More Australians are switching to a self-managed super fund to give themselves greater control of their own financial future. As this trend grows, we get more questions from our clients about setting up their SMSF, buying insurance through their fund, and what options suit them best.
People are unsure whether they should set up their fund as an individual or corporate trustee. We’ve put together this short guide to help explain in layman’s terms the differences between the two types.
Individual trustees are not directors of a company. The SMSF fund with individual trustees is registered with the Australian Taxation Office (ATO) in the trustees’ names, rather than under a company name.
The ATO requires a fund set up with individual trustees must have four members or less, with all members trustees. No member can employ another member unless they are relatives. Trustees cannot be paid for their services or receive any added benefits for fulfilling their administrative and investment duties.
If you choose to be the sole member of your SMSF, you must appoint another person to act as co-trustee of the fund to assist with duties. This person cannot be your employer or employee, and you cannot pay them for their services.
As an individual trustee, you must register your fund’s assets under your own name. You are responsible for managing these assets and may be held personally liable for losses incurred.
A corporate trustee is the director of a company under which a SMSF is registered. It doesn’t have to be a big company: many people create a $2 company (as the minimum investment you can make as company director to fund its operations), register it with the Australian Securities and Investment Commission (ASIC), and apply for an Australian Business Number (ABN) and Australian Company Number (ACN).
You’ll have to appoint yourself and your other SMSF members as directors of the company and register these details with ASIC. Your company doesn’t have to be operational, but it can act as a corporate trustee of your SMSF.
All members of a corporate SMSF must be directors of the company, and no member can employ another unless they are related.
But all assets of the fund are registered with the ATO under the company’s name, so each member cannot be held personally liable for losses incurred. If you plan on being the only member of your fund, you won’t need to appoint anyone else to help manage your fund, but you can appoint a non-member as director of your company.
Setting up a fund with a corporate trustee is more time-consuming and more expensive because you must register with both the ATO and ASIC, but if the structure is right for your needs, it can have significant benefits in the long run.
|Establishment costs||Fewer costs involved||More expensive due to the costs of setting up a company and registering with ASIC|
|Single member funds||Even if you are the only member of your fund, you must appoint another person to act as a trustee as you cannot administer a non-corporate SMSF as the sole trustee. This can affect confidentiality||If you are the only member of a corporate SMSF you may appoint yourself sole director of the fund, or have a second non-member director|
|Borrowing to purchase property||More difficult to borrow money as many banks will not lend to this structure||Easier to borrow|
|Liability||Each member is personally liable for losses incurred due to misconduct.

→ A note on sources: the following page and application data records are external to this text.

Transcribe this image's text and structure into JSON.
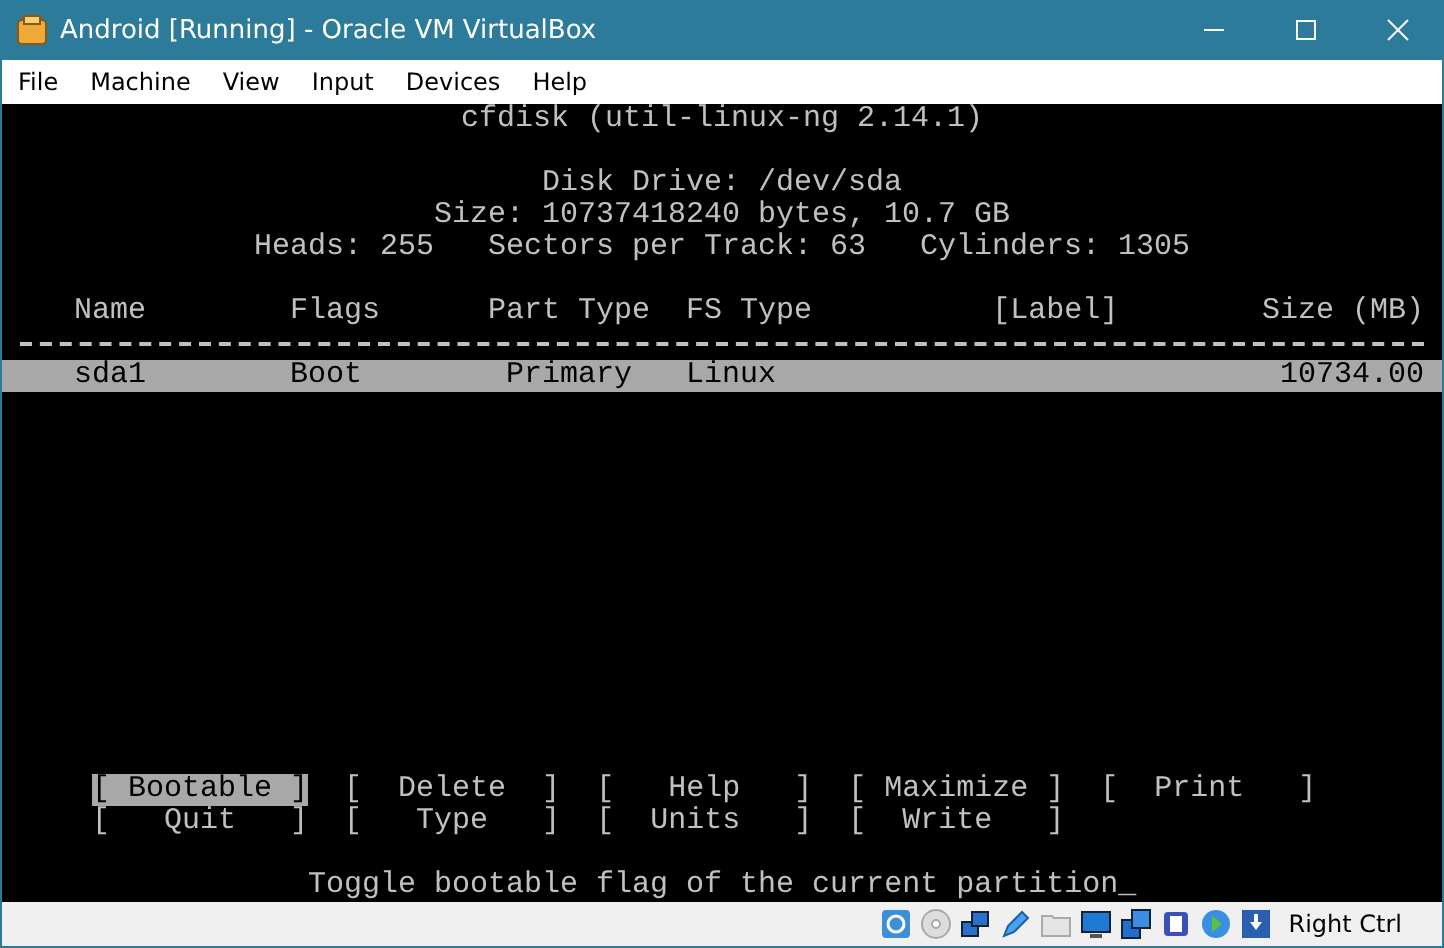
{
  "window": {
    "title": "Android [Running] - Oracle VM VirtualBox"
  },
  "menu": [
    "File",
    "Machine",
    "View",
    "Input",
    "Devices",
    "Help"
  ],
  "terminal": {
    "heading": "cfdisk (util-linux-ng 2.14.1)",
    "disk_info": [
      "Disk Drive: /dev/sda",
      "Size: 10737418240 bytes, 10.7 GB",
      "Heads: 255   Sectors per Track: 63   Cylinders: 1305"
    ],
    "columns": [
      "Name",
      "Flags",
      "Part Type",
      "FS Type",
      "[Label]",
      "Size (MB)"
    ],
    "rows": [
      {
        "selected": true,
        "cells": [
          "sda1",
          "Boot",
          "Primary",
          "Linux",
          "",
          "10734.00"
        ]
      }
    ],
    "button_rows": [
      [
        {
          "label": "[ Bootable ]",
          "selected": true
        },
        {
          "label": "[  Delete  ]",
          "selected": false
        },
        {
          "label": "[   Help   ]",
          "selected": false
        },
        {
          "label": "[ Maximize ]",
          "selected": false
        },
        {
          "label": "[  Print   ]",
          "selected": false
        }
      ],
      [
        {
          "label": "[   Quit   ]",
          "selected": false
        },
        {
          "label": "[   Type   ]",
          "selected": false
        },
        {
          "label": "[  Units   ]",
          "selected": false
        },
        {
          "label": "[  Write   ]",
          "selected": false
        }
      ]
    ],
    "status": "Toggle bootable flag of the current partition_"
  },
  "status_bar": {
    "host_key": "Right Ctrl"
  }
}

Each member’s personal assets can be subject to liability claims||Corporate trustees have limited liability; in most cases their personal assets cannot be accessed in a liability claim|

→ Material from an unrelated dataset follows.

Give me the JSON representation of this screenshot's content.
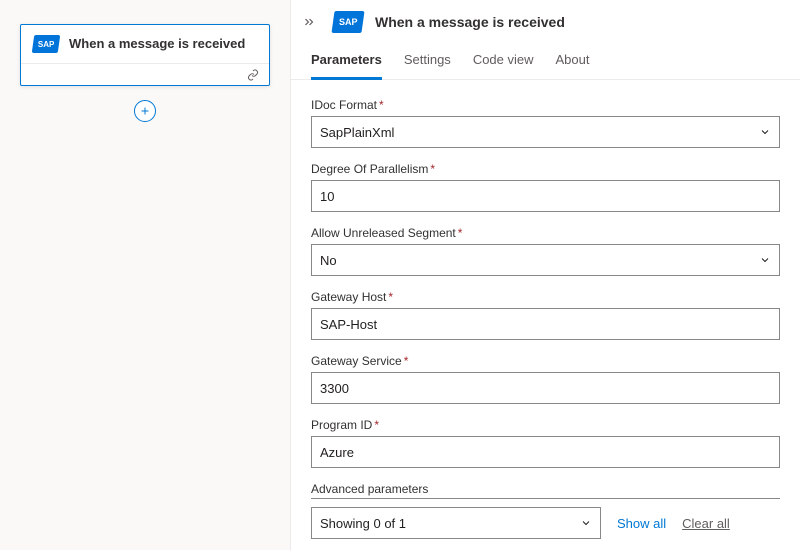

|Changing members||If a member leaves the fund or passes away, registration must be updated for each asset. A new member may need join the SMSF. This can be a costly and time consuming process||No need to change the registration of a fund’s assets if a member dies or leaves the fund. If a director dies, there is no need to appoint a new one|
|Governing rules||Trustees must follow rules set out by the fund’s trust deed and Australian Super Laws||Trustees must follow the rules set out by the fund’s trust deed and Australian Super Laws, as well as the company’s constitution and the Corporations Act 2001|
|Reporting||You must appoint an independent auditor to audit the fund each year, as well as lodge a return and pay a supervisory fee to the ATO annually||You must appoint an independent auditor to audit the fund each year, as well as lodge a return and pay a supervisory fee to the ATO annually|
|Paying benefits to members||You can only pay benefits to members as a lump sum if the trust deed permits you to do so||Benefits can be paid as a lump sum or a gradual pension|
The above table was adapted from AMP SMSF Solutions guidebook “Is an individual or corporate trustee right for me”. Read the full guide here.
There’s no sure-fire way of knowing which structure to choose, so we recommend you consult a financial adviser and your planned fund members before setting up the fund. If you want to be the sole member of your fund, or you and your spouse would like to set one up together, a corporate trustee may be a better option. But this always depends on individual circumstances and you will need to consider your options carefully.
The ATO and ASIC are great places to find resources on setting up and managing your self-managed super fund. Wealth Smart insurance provider AMP provides a wealth of easy-to-understand resources. But the best place to turn for advice will always be a qualified and trusted financial adviser who can assess your individual needs and help you make the right decision. It’s best you don’t set up an SMSF without the help and guidance of an independent professional.